Archive for May 20th, 2012
In his new book, Thinking: Fast and Slow, Daniel Kahneman notes that human beings constantly claim that they understood the past much better than they actually did at the time. Referring to Nissam Taleb’s concept of “narrative fallacy,” Kahneman details how we employ flawed stories from the past to shape our current views of the world. This is not a good thing (though it often feels good while we engage in over-confident reasoning, as pointed out by Robert Burton); the narrative fallacy is a pernicious problem often a dangerous one.

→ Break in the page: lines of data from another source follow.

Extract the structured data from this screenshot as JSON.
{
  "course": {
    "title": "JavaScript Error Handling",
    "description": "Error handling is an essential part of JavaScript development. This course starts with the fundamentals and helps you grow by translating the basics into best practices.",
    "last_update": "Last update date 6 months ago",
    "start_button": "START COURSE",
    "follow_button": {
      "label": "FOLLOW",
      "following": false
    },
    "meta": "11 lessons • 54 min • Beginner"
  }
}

Narrative fallacies arise inevitably from our continuous attempt to make sense of the world. The explanatory stories of people find compelling are simple; are concrete rather than abstract; assign a larger role to talent, stupidity, and intentions than to luck; and focus on a few striking events that happened rather than on countless events that failed to happen. Any recent civilian event is a candidate to become the kernel of a causal narrative. Taleb suggests that we humans constantly fool ourselves by constructing flimsy accounts of the past and believing that they are true.

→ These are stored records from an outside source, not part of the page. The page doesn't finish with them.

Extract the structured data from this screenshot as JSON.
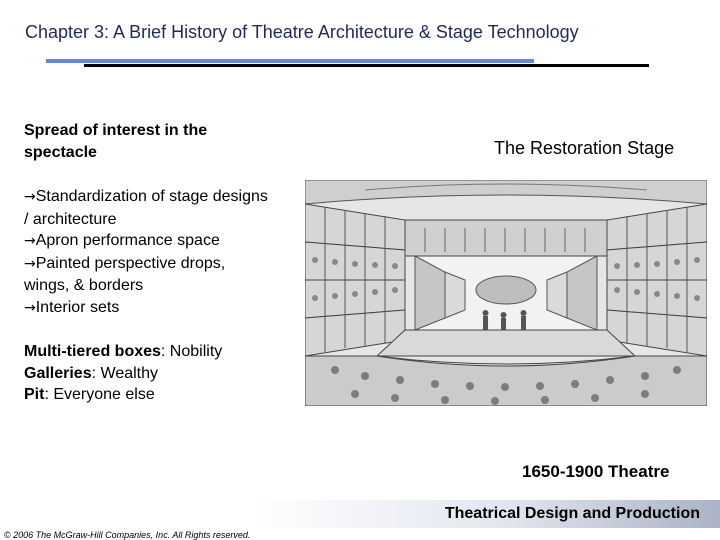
{
  "slide": {
    "title": "Chapter 3:  A Brief History of Theatre Architecture & Stage Technology",
    "left": {
      "heading": "Spread of interest in the spectacle",
      "bullets": [
        "Standardization of stage designs / architecture",
        "Apron performance space",
        "Painted perspective drops, wings, & borders",
        "Interior sets"
      ],
      "tiers": [
        {
          "label": "Multi-tiered boxes",
          "value": " Nobility"
        },
        {
          "label": "Galleries",
          "value": " Wealthy"
        },
        {
          "label": "Pit",
          "value": "  Everyone else"
        }
      ]
    },
    "image_title": "The Restoration Stage",
    "era": "1650-1900 Theatre",
    "footer": "Theatrical Design and Production",
    "copyright": "© 2006 The McGraw-Hill Companies, Inc. All Rights reserved."
  },
  "icons": {
    "bullet": "right-arrow-icon",
    "illustration": "restoration-stage-illustration"
  },
  "colors": {
    "title": "#1f2a56",
    "rule_blue": "#6a84d8",
    "rule_black": "#000000"
  }
}
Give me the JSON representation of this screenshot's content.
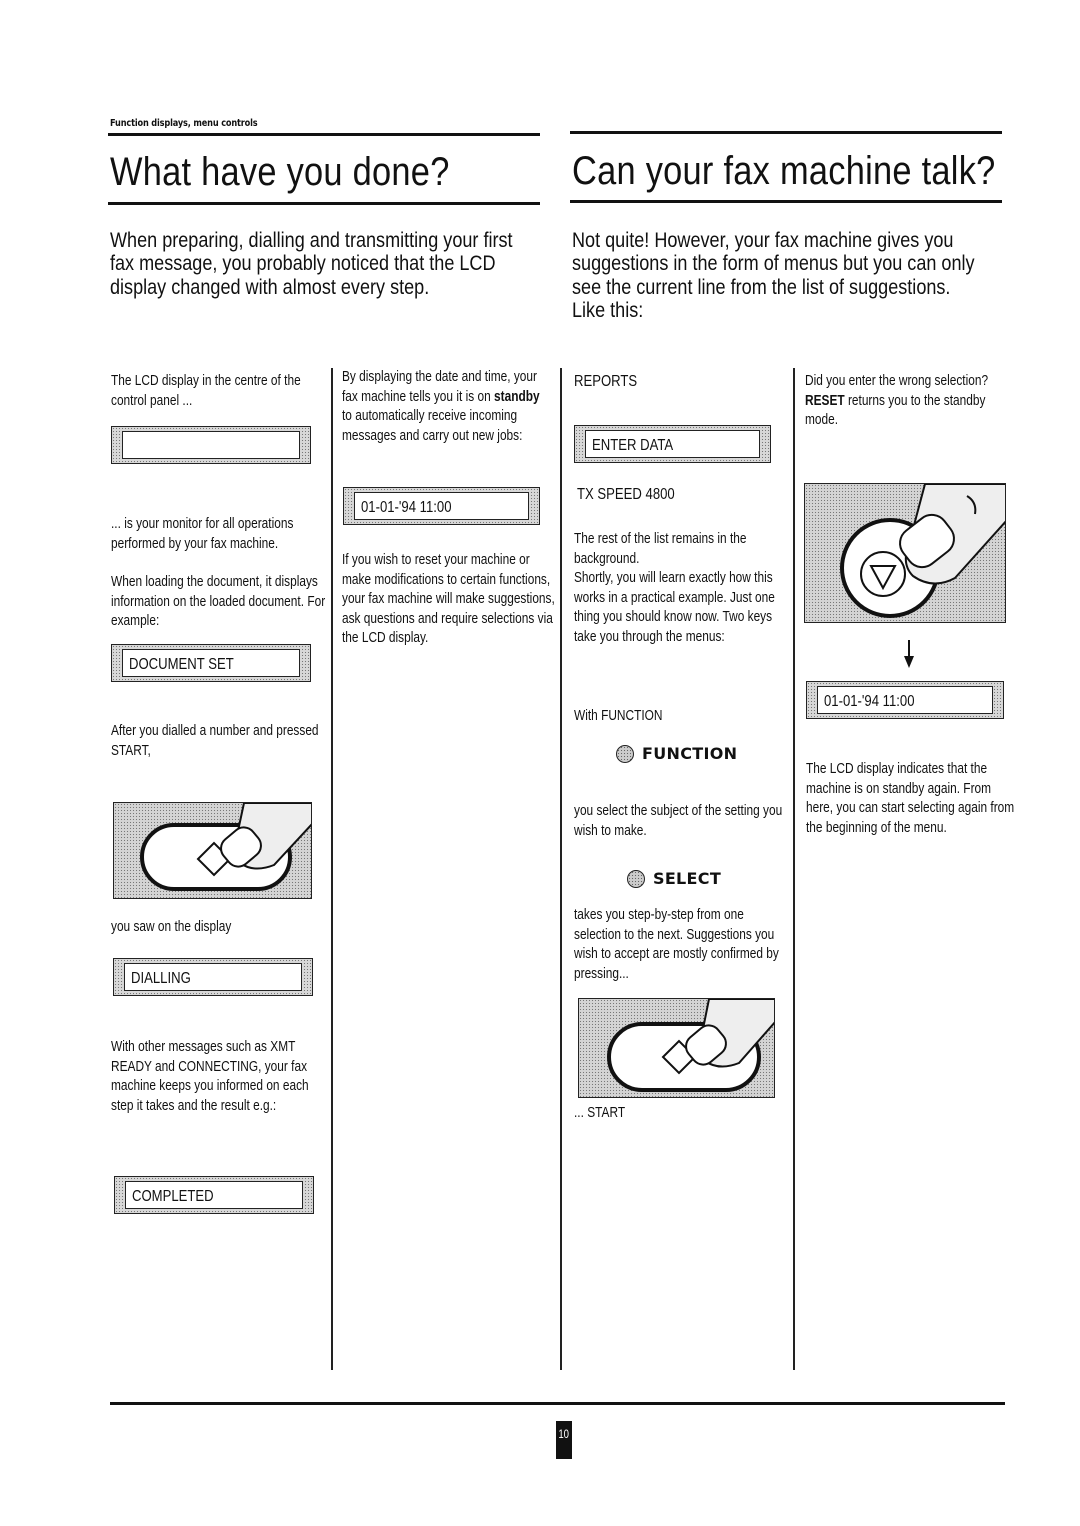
{
  "header": {
    "section_label": "Function displays, menu controls"
  },
  "left_section": {
    "title": "What have you done?",
    "intro": "When preparing, dialling and transmitting your first fax message, you probably noticed that the LCD display changed with almost every step.",
    "col1": {
      "p1": "The LCD display in the centre of the control panel ...",
      "lcd_blank": "",
      "p2": "... is your monitor for all operations performed by your fax machine.",
      "p3": "When loading the document, it displays information on the loaded document. For example:",
      "lcd_document": "DOCUMENT SET",
      "p4": "After you dialled a number and pressed START,",
      "illustration_start_key": "start-key-press",
      "p5": "you saw on the display",
      "lcd_dialling": "DIALLING",
      "p6": "With other messages such as XMT READY and CONNECTING, your fax machine keeps you informed on each step it takes and the result e.g.:",
      "lcd_completed": "COMPLETED"
    },
    "col2": {
      "p1_pre": "By displaying the date and time, your fax machine tells you it is on",
      "p1_bold": "standby",
      "p1_post": "to automatically receive incoming messages and carry out new jobs:",
      "lcd_datetime": "01-01-'94 11:00",
      "p2": "If you wish to reset your machine or make modifications to certain functions, your fax machine will make suggestions, ask questions and require selections via the LCD display."
    }
  },
  "right_section": {
    "title": "Can your fax machine talk?",
    "intro": "Not quite! However, your fax machine gives you suggestions in the form of menus but you can only see the current line from the list of suggestions. Like this:",
    "col3": {
      "menu_prev": "REPORTS",
      "lcd_current": "ENTER DATA",
      "menu_next": "TX SPEED 4800",
      "p1": "The rest of the list remains in the background.",
      "p2": "Shortly, you will learn exactly how this works in a practical example. Just one thing you should know now. Two keys take you through the menus:",
      "p3": "With FUNCTION",
      "key_function": "FUNCTION",
      "p4": "you select the subject of the setting you wish to make.",
      "key_select": "SELECT",
      "p5": "takes you step-by-step from one selection to the next. Suggestions you wish to accept are mostly confirmed by pressing...",
      "p6": "... START"
    },
    "col4": {
      "p1_pre": "Did you enter the wrong selection?",
      "p1_bold": "RESET",
      "p1_post": "returns you to the standby mode.",
      "lcd_datetime": "01-01-'94 11:00",
      "p2": "The LCD display indicates that the machine is on standby again. From here, you can start selecting again from the beginning of the menu."
    }
  },
  "footer": {
    "page_number": "10"
  }
}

[Page 199]. Human beings strive to create and embrace simple stories that give simple causal accounts based upon general propensities and personality traits. The “halo effect” contributes to this coherence–we tend to assign a generalized valence to other humans, and to assume that those people always act in accordance with our generalized positive or negative characterization of them. In this world, handsome people are also smart, moral and athletic. The halo effect keeps our narratives simple and it leaves little room for true statements such as the following shocker: “Hitler loved dogs and little children.” Our simplistic stories don’t leave room for outlier qualities. We resist the fact that obtuse people are sometimes correct and that the people we admire sometimes act foolishly.